Could you restate all of the records exactly, leaving out the pictures?

Segment Start: INPUT MATERIAL

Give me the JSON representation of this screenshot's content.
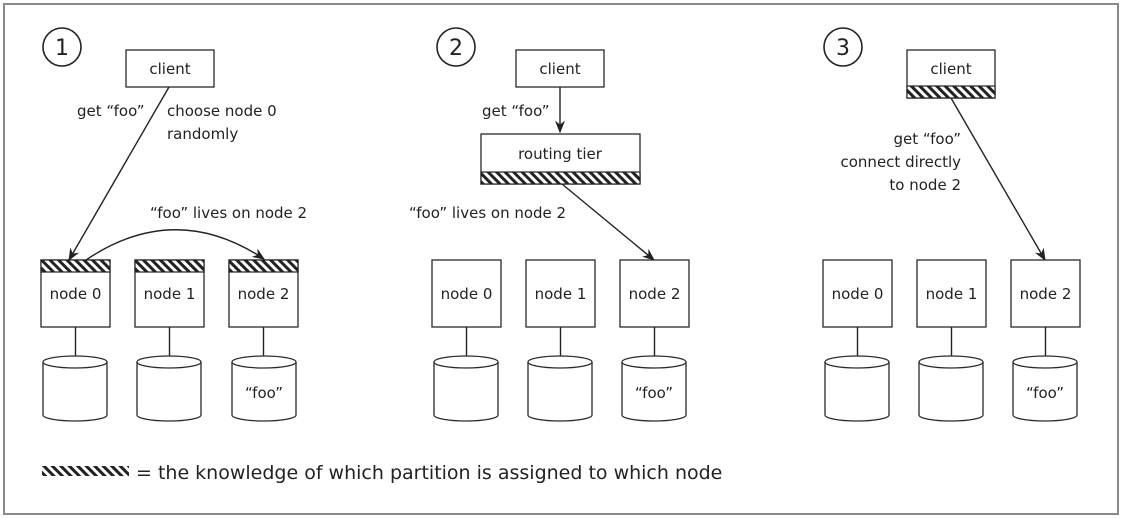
{
  "panels": [
    {
      "number": "1",
      "client_label": "client",
      "client_has_knowledge": true,
      "request_label": "get “foo”",
      "note_lines": [
        "choose node 0",
        "randomly"
      ],
      "forward_label": "“foo” lives on node 2",
      "nodes": [
        {
          "label": "node 0",
          "has_knowledge": true,
          "db_label": ""
        },
        {
          "label": "node 1",
          "has_knowledge": true,
          "db_label": ""
        },
        {
          "label": "node 2",
          "has_knowledge": true,
          "db_label": "“foo”"
        }
      ]
    },
    {
      "number": "2",
      "client_label": "client",
      "request_label": "get “foo”",
      "router_label": "routing tier",
      "forward_label": "“foo” lives on node 2",
      "nodes": [
        {
          "label": "node 0",
          "has_knowledge": false,
          "db_label": ""
        },
        {
          "label": "node 1",
          "has_knowledge": false,
          "db_label": ""
        },
        {
          "label": "node 2",
          "has_knowledge": false,
          "db_label": "“foo”"
        }
      ]
    },
    {
      "number": "3",
      "client_label": "client",
      "request_lines": [
        "get “foo”",
        "connect directly",
        "to node 2"
      ],
      "nodes": [
        {
          "label": "node 0",
          "has_knowledge": false,
          "db_label": ""
        },
        {
          "label": "node 1",
          "has_knowledge": false,
          "db_label": ""
        },
        {
          "label": "node 2",
          "has_knowledge": false,
          "db_label": "“foo”"
        }
      ]
    }
  ],
  "legend": {
    "text": "= the knowledge of which partition is assigned to which node"
  }
}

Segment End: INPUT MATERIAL

PROBLEM SOLUTION:
Give me the JSON representation of this screenshot's content.
{
  "panels": [
    {
      "number": "1",
      "client_label": "client",
      "client_has_knowledge": true,
      "request_label": "get “foo”",
      "note_lines": [
        "choose node 0",
        "randomly"
      ],
      "forward_label": "“foo” lives on node 2",
      "nodes": [
        {
          "label": "node 0",
          "has_knowledge": true,
          "db_label": ""
        },
        {
          "label": "node 1",
          "has_knowledge": true,
          "db_label": ""
        },
        {
          "label": "node 2",
          "has_knowledge": true,
          "db_label": "“foo”"
        }
      ]
    },
    {
      "number": "2",
      "client_label": "client",
      "request_label": "get “foo”",
      "router_label": "routing tier",
      "forward_label": "“foo” lives on node 2",
      "nodes": [
        {
          "label": "node 0",
          "has_knowledge": false,
          "db_label": ""
        },
        {
          "label": "node 1",
          "has_knowledge": false,
          "db_label": ""
        },
        {
          "label": "node 2",
          "has_knowledge": false,
          "db_label": "“foo”"
        }
      ]
    },
    {
      "number": "3",
      "client_label": "client",
      "request_lines": [
        "get “foo”",
        "connect directly",
        "to node 2"
      ],
      "nodes": [
        {
          "label": "node 0",
          "has_knowledge": false,
          "db_label": ""
        },
        {
          "label": "node 1",
          "has_knowledge": false,
          "db_label": ""
        },
        {
          "label": "node 2",
          "has_knowledge": false,
          "db_label": "“foo”"
        }
      ]
    }
  ],
  "legend": {
    "text": "= the knowledge of which partition is assigned to which node"
  }
}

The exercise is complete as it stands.